"Berry and her four dancers made up a rainbow coalition of women. . .One story, of growing up, relied on Roumain’s marvelous music for its pathos. The dancers emerged each tethered to a rope made of old clothes and were dragged across the stage as if in chains. The scramble of bodies and chains of rags spoke to history, a broad canvas of mothers, grandmothers and the confinement of poverty. The violin first accompanied softly, gently urging on the dancers. When the music broke into frenetic energy, the dancers and their rag chains became a mass of color and movement, a huge rag ball of anger and longing. Gail Scott White's video poured images behind the action on stage as a second accompaniment. A rain of purses and shoes and a later cascade of paper dropping down the screen framed linked stories. The best use of the video was in its generous showcasing of the individuality the dancers, in long vertical visuals. While the film offered their single faces and torsos, the five dancers onstage formed one mass of bodies. They were slung together and hauled or dragged by one dancer in the center in another evocation of family, with its confinement of
obligation and its links of love and meaning" 

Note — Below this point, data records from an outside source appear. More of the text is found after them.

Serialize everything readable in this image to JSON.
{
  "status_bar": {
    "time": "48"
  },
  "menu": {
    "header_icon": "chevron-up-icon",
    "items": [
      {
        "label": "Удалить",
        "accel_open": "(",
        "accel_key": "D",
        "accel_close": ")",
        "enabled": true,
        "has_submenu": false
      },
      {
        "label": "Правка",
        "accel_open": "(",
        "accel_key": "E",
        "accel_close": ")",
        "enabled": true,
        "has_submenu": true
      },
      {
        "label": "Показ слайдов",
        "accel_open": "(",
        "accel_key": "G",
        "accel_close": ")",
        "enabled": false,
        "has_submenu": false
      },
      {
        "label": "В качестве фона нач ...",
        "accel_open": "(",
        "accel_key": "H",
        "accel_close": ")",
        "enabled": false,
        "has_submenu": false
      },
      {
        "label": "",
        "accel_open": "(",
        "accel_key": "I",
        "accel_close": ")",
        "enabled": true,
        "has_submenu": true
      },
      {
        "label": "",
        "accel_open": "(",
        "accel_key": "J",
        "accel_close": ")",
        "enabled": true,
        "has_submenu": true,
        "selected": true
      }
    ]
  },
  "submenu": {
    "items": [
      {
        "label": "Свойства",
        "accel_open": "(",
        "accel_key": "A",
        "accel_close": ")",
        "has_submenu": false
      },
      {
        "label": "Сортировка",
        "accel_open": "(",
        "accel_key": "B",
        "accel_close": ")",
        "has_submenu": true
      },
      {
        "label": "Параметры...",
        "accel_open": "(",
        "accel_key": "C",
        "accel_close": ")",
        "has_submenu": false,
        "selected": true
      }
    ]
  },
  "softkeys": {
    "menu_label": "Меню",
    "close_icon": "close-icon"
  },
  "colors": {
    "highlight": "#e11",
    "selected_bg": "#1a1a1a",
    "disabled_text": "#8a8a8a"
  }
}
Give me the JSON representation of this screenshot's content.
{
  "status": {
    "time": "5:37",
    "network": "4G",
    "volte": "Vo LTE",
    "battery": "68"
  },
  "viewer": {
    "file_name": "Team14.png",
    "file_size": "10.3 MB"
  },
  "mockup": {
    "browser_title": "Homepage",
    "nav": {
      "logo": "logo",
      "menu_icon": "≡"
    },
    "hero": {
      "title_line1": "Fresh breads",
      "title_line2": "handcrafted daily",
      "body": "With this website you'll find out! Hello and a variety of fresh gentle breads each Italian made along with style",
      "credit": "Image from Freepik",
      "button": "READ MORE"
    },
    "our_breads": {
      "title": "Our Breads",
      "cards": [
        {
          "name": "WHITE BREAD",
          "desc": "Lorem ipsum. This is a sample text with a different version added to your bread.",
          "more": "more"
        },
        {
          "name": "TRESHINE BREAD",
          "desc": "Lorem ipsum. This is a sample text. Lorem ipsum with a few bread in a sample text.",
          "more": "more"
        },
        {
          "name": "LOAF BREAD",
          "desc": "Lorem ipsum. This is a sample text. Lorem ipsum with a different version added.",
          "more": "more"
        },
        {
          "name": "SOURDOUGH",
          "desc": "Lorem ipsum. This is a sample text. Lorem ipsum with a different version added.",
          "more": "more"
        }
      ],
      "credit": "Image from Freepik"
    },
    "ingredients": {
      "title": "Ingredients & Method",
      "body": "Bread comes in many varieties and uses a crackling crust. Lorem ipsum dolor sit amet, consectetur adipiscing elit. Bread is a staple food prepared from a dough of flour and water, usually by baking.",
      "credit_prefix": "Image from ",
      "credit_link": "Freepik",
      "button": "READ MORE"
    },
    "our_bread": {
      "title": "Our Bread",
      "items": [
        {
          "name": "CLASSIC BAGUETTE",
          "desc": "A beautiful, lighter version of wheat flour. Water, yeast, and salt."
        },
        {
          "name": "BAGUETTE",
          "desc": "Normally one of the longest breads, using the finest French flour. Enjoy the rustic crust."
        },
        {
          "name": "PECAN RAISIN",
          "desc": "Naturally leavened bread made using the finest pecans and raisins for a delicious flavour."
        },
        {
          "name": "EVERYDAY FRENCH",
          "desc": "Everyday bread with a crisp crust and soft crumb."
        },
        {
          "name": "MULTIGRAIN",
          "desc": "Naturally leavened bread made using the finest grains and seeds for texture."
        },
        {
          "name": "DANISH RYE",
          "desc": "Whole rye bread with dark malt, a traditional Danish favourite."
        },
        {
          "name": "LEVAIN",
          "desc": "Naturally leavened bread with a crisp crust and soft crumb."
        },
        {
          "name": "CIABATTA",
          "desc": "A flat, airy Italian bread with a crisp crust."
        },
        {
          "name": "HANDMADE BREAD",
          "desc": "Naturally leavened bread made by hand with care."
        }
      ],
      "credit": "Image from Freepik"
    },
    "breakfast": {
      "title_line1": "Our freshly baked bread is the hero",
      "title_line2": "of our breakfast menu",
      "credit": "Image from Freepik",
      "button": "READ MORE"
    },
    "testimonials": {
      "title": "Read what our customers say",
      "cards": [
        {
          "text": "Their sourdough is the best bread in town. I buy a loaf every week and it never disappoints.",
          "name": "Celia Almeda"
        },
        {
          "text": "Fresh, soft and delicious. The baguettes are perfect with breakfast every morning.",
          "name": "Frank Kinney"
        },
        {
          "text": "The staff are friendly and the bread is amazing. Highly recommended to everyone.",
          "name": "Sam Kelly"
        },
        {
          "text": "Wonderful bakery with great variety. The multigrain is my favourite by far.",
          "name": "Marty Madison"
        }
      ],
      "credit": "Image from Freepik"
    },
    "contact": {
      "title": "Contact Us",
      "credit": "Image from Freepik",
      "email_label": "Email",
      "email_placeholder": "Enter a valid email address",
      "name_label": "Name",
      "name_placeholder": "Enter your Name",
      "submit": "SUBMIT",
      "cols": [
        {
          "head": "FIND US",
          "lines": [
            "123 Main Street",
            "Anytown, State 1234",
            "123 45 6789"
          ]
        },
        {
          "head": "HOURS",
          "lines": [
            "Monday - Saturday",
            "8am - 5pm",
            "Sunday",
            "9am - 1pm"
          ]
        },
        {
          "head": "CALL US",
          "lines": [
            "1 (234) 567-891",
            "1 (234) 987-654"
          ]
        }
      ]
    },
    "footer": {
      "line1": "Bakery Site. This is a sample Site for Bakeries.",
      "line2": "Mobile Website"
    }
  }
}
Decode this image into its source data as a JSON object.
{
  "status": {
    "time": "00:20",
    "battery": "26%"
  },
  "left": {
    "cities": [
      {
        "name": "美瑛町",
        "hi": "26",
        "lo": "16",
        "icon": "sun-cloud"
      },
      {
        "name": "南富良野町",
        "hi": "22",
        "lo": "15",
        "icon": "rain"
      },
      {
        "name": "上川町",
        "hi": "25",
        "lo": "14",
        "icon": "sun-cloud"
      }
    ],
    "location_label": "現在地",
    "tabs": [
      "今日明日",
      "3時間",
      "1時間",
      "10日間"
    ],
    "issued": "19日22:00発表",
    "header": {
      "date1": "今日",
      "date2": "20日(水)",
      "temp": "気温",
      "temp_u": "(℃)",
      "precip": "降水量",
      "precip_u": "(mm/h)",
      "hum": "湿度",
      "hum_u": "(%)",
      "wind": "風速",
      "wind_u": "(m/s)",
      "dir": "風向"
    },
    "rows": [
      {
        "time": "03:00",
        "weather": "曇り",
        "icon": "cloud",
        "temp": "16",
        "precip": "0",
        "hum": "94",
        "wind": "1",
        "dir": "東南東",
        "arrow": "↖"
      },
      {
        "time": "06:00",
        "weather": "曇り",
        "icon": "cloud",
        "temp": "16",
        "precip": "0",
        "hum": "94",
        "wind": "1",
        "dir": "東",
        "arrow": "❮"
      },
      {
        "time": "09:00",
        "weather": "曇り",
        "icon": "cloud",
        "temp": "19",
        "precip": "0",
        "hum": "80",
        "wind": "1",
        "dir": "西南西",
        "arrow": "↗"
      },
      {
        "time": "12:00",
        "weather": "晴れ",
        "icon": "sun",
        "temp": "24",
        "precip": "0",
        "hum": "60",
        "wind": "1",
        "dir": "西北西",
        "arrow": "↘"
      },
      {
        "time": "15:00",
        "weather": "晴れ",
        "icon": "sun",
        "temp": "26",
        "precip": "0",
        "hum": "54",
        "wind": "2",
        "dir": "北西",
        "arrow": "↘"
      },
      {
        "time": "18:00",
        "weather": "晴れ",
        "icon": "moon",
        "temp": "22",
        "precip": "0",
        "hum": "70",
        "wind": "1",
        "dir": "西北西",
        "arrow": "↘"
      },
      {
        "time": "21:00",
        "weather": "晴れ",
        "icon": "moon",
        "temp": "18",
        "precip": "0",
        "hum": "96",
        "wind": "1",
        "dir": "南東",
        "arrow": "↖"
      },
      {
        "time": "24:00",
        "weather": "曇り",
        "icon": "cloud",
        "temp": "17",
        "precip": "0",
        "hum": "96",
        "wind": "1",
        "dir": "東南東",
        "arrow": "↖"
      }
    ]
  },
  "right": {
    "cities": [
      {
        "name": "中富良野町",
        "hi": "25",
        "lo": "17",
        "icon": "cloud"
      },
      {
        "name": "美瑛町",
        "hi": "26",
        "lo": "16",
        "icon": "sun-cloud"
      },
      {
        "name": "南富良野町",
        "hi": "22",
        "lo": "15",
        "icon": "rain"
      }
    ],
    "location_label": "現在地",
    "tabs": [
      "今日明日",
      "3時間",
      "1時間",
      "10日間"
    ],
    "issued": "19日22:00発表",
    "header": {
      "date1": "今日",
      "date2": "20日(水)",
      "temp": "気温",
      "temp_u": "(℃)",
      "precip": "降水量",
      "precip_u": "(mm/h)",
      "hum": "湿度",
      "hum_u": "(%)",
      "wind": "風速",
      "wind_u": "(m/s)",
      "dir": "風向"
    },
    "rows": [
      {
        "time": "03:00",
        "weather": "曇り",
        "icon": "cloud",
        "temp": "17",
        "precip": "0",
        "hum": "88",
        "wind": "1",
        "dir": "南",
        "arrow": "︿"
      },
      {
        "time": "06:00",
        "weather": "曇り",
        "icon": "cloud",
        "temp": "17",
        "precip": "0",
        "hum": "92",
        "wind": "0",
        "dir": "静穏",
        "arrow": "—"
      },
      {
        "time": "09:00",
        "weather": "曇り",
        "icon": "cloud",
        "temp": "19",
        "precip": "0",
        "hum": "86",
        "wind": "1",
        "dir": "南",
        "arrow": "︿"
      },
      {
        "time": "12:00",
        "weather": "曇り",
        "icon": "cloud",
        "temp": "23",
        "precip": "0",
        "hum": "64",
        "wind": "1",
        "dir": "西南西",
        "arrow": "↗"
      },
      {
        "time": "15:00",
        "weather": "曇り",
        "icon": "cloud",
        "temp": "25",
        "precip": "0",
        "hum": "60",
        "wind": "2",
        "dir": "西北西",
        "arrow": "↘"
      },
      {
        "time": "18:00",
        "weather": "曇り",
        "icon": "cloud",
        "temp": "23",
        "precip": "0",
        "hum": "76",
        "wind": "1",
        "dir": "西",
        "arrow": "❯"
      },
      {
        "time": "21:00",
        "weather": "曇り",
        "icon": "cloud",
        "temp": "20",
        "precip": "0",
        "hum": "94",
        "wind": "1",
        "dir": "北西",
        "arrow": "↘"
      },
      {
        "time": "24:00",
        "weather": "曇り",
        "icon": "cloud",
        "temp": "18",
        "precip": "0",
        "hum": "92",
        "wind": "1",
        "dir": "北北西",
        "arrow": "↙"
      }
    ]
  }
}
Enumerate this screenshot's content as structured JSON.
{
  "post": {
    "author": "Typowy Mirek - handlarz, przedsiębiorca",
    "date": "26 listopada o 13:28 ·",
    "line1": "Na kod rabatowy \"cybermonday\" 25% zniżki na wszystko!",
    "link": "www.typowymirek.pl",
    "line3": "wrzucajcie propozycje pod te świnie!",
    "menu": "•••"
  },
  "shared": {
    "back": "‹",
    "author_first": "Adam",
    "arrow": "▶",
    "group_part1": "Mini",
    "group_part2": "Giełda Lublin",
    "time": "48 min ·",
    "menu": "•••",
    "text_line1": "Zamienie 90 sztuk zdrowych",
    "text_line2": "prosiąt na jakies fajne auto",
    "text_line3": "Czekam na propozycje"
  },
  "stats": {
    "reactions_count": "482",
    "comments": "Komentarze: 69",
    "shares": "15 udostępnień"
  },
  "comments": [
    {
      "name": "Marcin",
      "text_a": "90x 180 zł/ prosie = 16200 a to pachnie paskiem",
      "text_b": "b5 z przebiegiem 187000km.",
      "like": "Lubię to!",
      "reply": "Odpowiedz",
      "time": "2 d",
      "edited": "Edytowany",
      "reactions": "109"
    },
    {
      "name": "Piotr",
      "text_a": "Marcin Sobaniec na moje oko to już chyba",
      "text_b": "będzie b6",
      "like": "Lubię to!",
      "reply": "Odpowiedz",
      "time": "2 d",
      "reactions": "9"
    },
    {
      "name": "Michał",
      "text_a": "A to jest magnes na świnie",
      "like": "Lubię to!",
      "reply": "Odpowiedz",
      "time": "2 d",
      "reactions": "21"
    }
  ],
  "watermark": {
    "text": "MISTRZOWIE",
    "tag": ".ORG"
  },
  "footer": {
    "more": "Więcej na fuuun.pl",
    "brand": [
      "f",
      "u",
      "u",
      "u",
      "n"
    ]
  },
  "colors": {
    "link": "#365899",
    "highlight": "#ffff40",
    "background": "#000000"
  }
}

- Martha Sherman. Danceview Times, 2010

"The dancers Sara Roer, Nicole McClam, Yuko Mitsuishi, Milvia Pacheco, and Berry each offered powerful physical portrayals of disconnection and oppression – Pacheco’s attempt to move forward while slowly being borne down upon by the other women who wrap around her shoulders, stomach, and legs was a clear expression of idea in movement. Berry’s other collaborators composer Daniel Bernard Roumain and new media artist Gail Scott White provided additional layers to the ambitious work." 

- Maura Donahue. Culturebot. September 22nd, 2010

“Violent but engaging” are the words attached to Berry’s work by Clare Croft in the Washington Post. 

“Clear expression of idea in movement.” -Maura Donahue, Culturebot

More Dancers to Watch Out For

"Skin . . . is the name of a dance by choreographer Emily Berry who joins Pascha Barnwell-Conway in this memorable duet about race relations. Recently presented at Dixon Place in a program curated by Marcia Monroe, Skin boasted intelligent and strong performances by these women–one white, one black–who literally grappled with each other while confronting urgent questions of racial identity and common humanity. Watch for future
work by Emily Berry and her Beyond Third Wave dance troupe." 

- Eva Yaa Asantewaa, Sept. 2006


“Area newcomer Emily Berry used lots of fresh and tasty ingredients for the
Washington debut of her company…”
Pamela Squires – The Washington Post- 2003

“Berry’s works are thought based. That’s their beauty.” 
Pamela Squires – The Washington Post - 2003

“Berry seems a live wire who gets things going”. 
Pamela Squires – The Washington Post - 2003

“Womens’ vulnerability drove ‘Wars’ Victims’, a violent but engaging solo
choreographed and performed by Emily Berry.” 
Clare Croft – The Washington Post - 2003

The collaborations produced “wonderfully crafted video footage and original soundtracks”. 
Pamela Squires – The Washington Post – 2003

“MemeWraith was very provocative. . . elegant. . . technically impressive. . . aesthetically astounding!”
- a visitor to the art gallery where “MemeWraith” was first presented – 2002